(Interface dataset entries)

——————

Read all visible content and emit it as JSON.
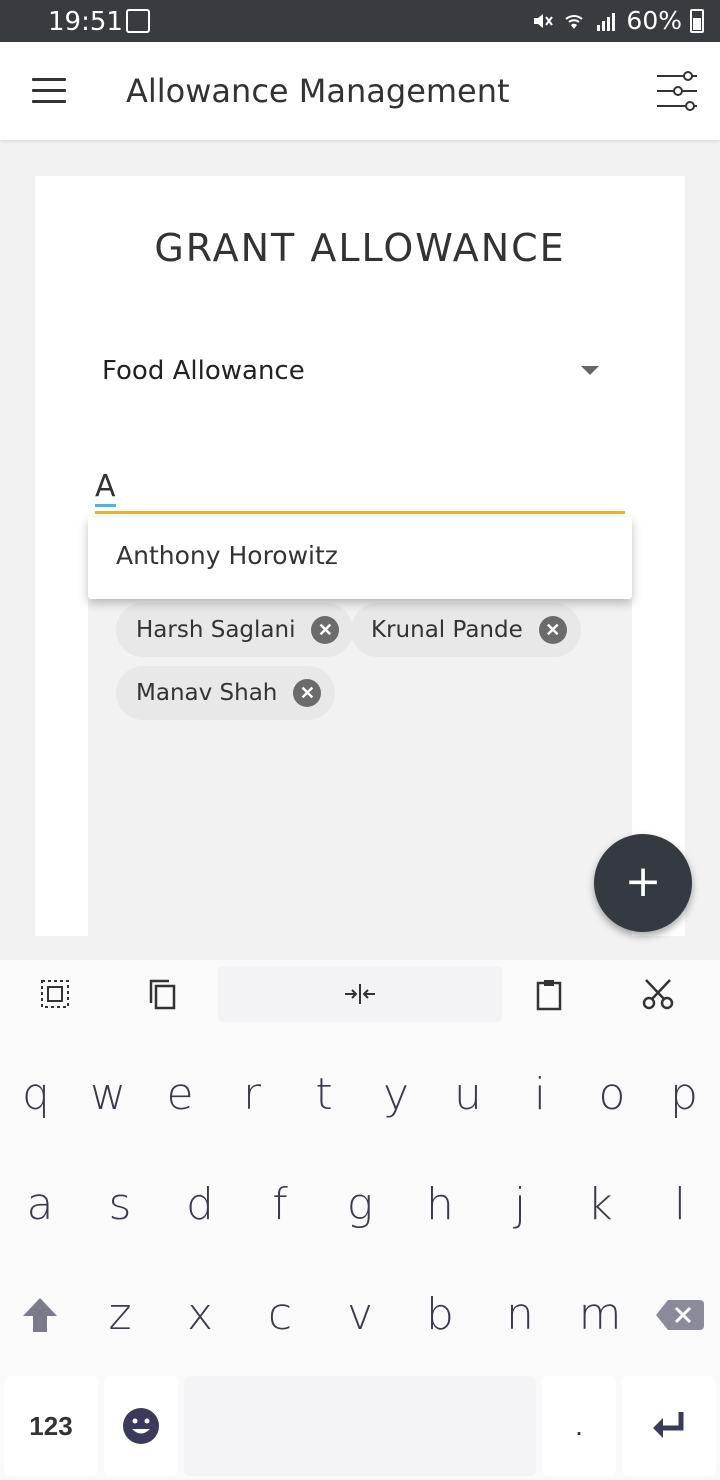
{
  "status_bar": {
    "time": "19:51",
    "battery": "60%",
    "icons": [
      "hand-icon",
      "mute-icon",
      "wifi-icon",
      "signal-icon",
      "battery-icon"
    ]
  },
  "app_bar": {
    "title": "Allowance Management",
    "icons": [
      "menu-icon",
      "filter-icon"
    ]
  },
  "card": {
    "title": "GRANT ALLOWANCE",
    "allowance_select": {
      "value": "Food Allowance"
    },
    "employee_input": {
      "value": "A"
    },
    "suggestions": [
      "Anthony Horowitz"
    ],
    "chips": [
      {
        "label": "Harsh Saglani"
      },
      {
        "label": "Krunal Pande"
      },
      {
        "label": "Manav Shah"
      }
    ]
  },
  "fab": {
    "label": "+"
  },
  "keyboard": {
    "toolbar": [
      "select-all-icon",
      "copy-icon",
      "cursor-icon",
      "paste-icon",
      "cut-icon"
    ],
    "rows": [
      [
        "q",
        "w",
        "e",
        "r",
        "t",
        "y",
        "u",
        "i",
        "o",
        "p"
      ],
      [
        "a",
        "s",
        "d",
        "f",
        "g",
        "h",
        "j",
        "k",
        "l"
      ],
      [
        "z",
        "x",
        "c",
        "v",
        "b",
        "n",
        "m"
      ]
    ],
    "numbers_key": "123",
    "period_key": "."
  },
  "colors": {
    "status_bar": "#383b40",
    "accent_underline": "#e6b43a",
    "cursor_underline": "#4db6e8",
    "fab": "#353940"
  }
}
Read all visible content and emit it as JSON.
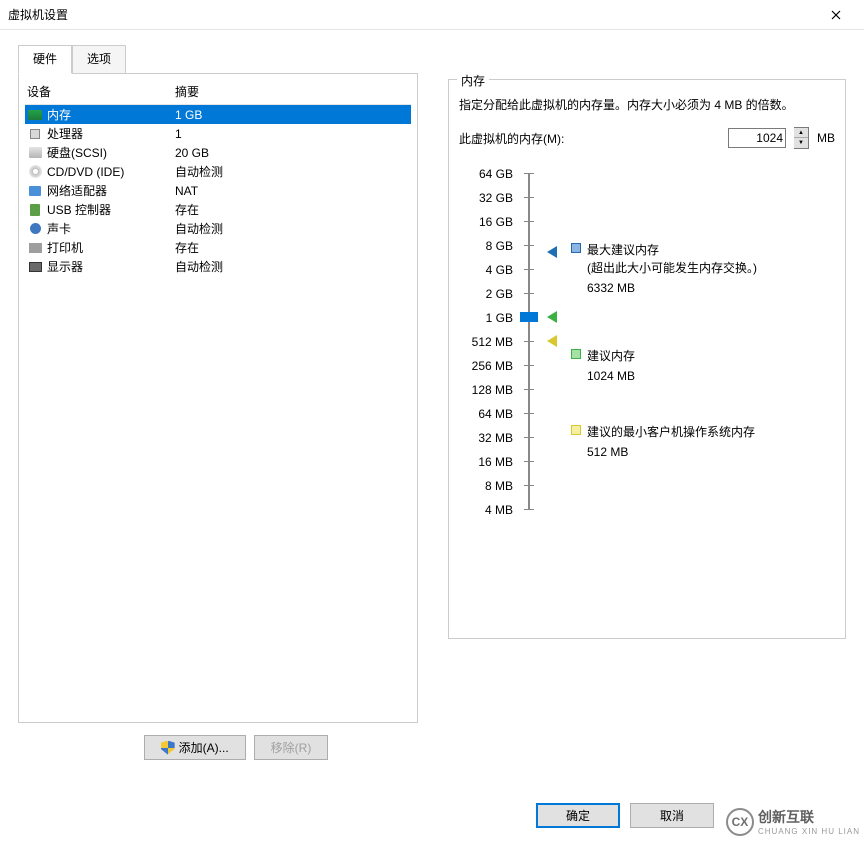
{
  "window": {
    "title": "虚拟机设置"
  },
  "tabs": {
    "hardware": "硬件",
    "options": "选项"
  },
  "table": {
    "col_device": "设备",
    "col_summary": "摘要",
    "rows": [
      {
        "name": "内存",
        "summary": "1 GB",
        "icon": "memory-icon",
        "selected": true
      },
      {
        "name": "处理器",
        "summary": "1",
        "icon": "cpu-icon"
      },
      {
        "name": "硬盘(SCSI)",
        "summary": "20 GB",
        "icon": "hdd-icon"
      },
      {
        "name": "CD/DVD (IDE)",
        "summary": "自动检测",
        "icon": "cd-icon"
      },
      {
        "name": "网络适配器",
        "summary": "NAT",
        "icon": "network-icon"
      },
      {
        "name": "USB 控制器",
        "summary": "存在",
        "icon": "usb-icon"
      },
      {
        "name": "声卡",
        "summary": "自动检测",
        "icon": "sound-icon"
      },
      {
        "name": "打印机",
        "summary": "存在",
        "icon": "printer-icon"
      },
      {
        "name": "显示器",
        "summary": "自动检测",
        "icon": "display-icon"
      }
    ]
  },
  "buttons": {
    "add": "添加(A)...",
    "remove": "移除(R)"
  },
  "memory": {
    "group_title": "内存",
    "description": "指定分配给此虚拟机的内存量。内存大小必须为 4 MB 的倍数。",
    "input_label": "此虚拟机的内存(M):",
    "value": "1024",
    "unit": "MB",
    "ticks": [
      "64 GB",
      "32 GB",
      "16 GB",
      "8 GB",
      "4 GB",
      "2 GB",
      "1 GB",
      "512 MB",
      "256 MB",
      "128 MB",
      "64 MB",
      "32 MB",
      "16 MB",
      "8 MB",
      "4 MB"
    ],
    "current_index": 6,
    "markers": {
      "max_idx": 3.3,
      "rec_idx": 6.0,
      "min_idx": 7.0
    },
    "legends": {
      "max": {
        "title": "最大建议内存",
        "note": "(超出此大小可能发生内存交换。)",
        "value": "6332 MB"
      },
      "rec": {
        "title": "建议内存",
        "value": "1024 MB"
      },
      "min": {
        "title": "建议的最小客户机操作系统内存",
        "value": "512 MB"
      }
    }
  },
  "footer": {
    "ok": "确定",
    "cancel": "取消"
  },
  "watermark": {
    "cn": "创新互联",
    "en": "CHUANG XIN HU LIAN",
    "logo": "CX"
  }
}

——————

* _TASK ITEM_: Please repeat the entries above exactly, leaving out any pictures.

* _YOUR RESPONSE_:
Read all visible content and emit it as JSON.
{
  "status_bar": {
    "time": "19:51",
    "battery": "60%",
    "icons": [
      "hand-icon",
      "mute-icon",
      "wifi-icon",
      "signal-icon",
      "battery-icon"
    ]
  },
  "app_bar": {
    "title": "Allowance Management",
    "icons": [
      "menu-icon",
      "filter-icon"
    ]
  },
  "card": {
    "title": "GRANT ALLOWANCE",
    "allowance_select": {
      "value": "Food Allowance"
    },
    "employee_input": {
      "value": "A"
    },
    "suggestions": [
      "Anthony Horowitz"
    ],
    "chips": [
      {
        "label": "Harsh Saglani"
      },
      {
        "label": "Krunal Pande"
      },
      {
        "label": "Manav Shah"
      }
    ]
  },
  "fab": {
    "label": "+"
  },
  "keyboard": {
    "toolbar": [
      "select-all-icon",
      "copy-icon",
      "cursor-icon",
      "paste-icon",
      "cut-icon"
    ],
    "rows": [
      [
        "q",
        "w",
        "e",
        "r",
        "t",
        "y",
        "u",
        "i",
        "o",
        "p"
      ],
      [
        "a",
        "s",
        "d",
        "f",
        "g",
        "h",
        "j",
        "k",
        "l"
      ],
      [
        "z",
        "x",
        "c",
        "v",
        "b",
        "n",
        "m"
      ]
    ],
    "numbers_key": "123",
    "period_key": "."
  },
  "colors": {
    "status_bar": "#383b40",
    "accent_underline": "#e6b43a",
    "cursor_underline": "#4db6e8",
    "fab": "#353940"
  }
}
Read all visible content and emit it as JSON.
{
  "window": {
    "title": "虚拟机设置"
  },
  "tabs": {
    "hardware": "硬件",
    "options": "选项"
  },
  "table": {
    "col_device": "设备",
    "col_summary": "摘要",
    "rows": [
      {
        "name": "内存",
        "summary": "1 GB",
        "icon": "memory-icon",
        "selected": true
      },
      {
        "name": "处理器",
        "summary": "1",
        "icon": "cpu-icon"
      },
      {
        "name": "硬盘(SCSI)",
        "summary": "20 GB",
        "icon": "hdd-icon"
      },
      {
        "name": "CD/DVD (IDE)",
        "summary": "自动检测",
        "icon": "cd-icon"
      },
      {
        "name": "网络适配器",
        "summary": "NAT",
        "icon": "network-icon"
      },
      {
        "name": "USB 控制器",
        "summary": "存在",
        "icon": "usb-icon"
      },
      {
        "name": "声卡",
        "summary": "自动检测",
        "icon": "sound-icon"
      },
      {
        "name": "打印机",
        "summary": "存在",
        "icon": "printer-icon"
      },
      {
        "name": "显示器",
        "summary": "自动检测",
        "icon": "display-icon"
      }
    ]
  },
  "buttons": {
    "add": "添加(A)...",
    "remove": "移除(R)"
  },
  "memory": {
    "group_title": "内存",
    "description": "指定分配给此虚拟机的内存量。内存大小必须为 4 MB 的倍数。",
    "input_label": "此虚拟机的内存(M):",
    "value": "1024",
    "unit": "MB",
    "ticks": [
      "64 GB",
      "32 GB",
      "16 GB",
      "8 GB",
      "4 GB",
      "2 GB",
      "1 GB",
      "512 MB",
      "256 MB",
      "128 MB",
      "64 MB",
      "32 MB",
      "16 MB",
      "8 MB",
      "4 MB"
    ],
    "current_index": 6,
    "markers": {
      "max_idx": 3.3,
      "rec_idx": 6.0,
      "min_idx": 7.0
    },
    "legends": {
      "max": {
        "title": "最大建议内存",
        "note": "(超出此大小可能发生内存交换。)",
        "value": "6332 MB"
      },
      "rec": {
        "title": "建议内存",
        "value": "1024 MB"
      },
      "min": {
        "title": "建议的最小客户机操作系统内存",
        "value": "512 MB"
      }
    }
  },
  "footer": {
    "ok": "确定",
    "cancel": "取消"
  },
  "watermark": {
    "cn": "创新互联",
    "en": "CHUANG XIN HU LIAN",
    "logo": "CX"
  }
}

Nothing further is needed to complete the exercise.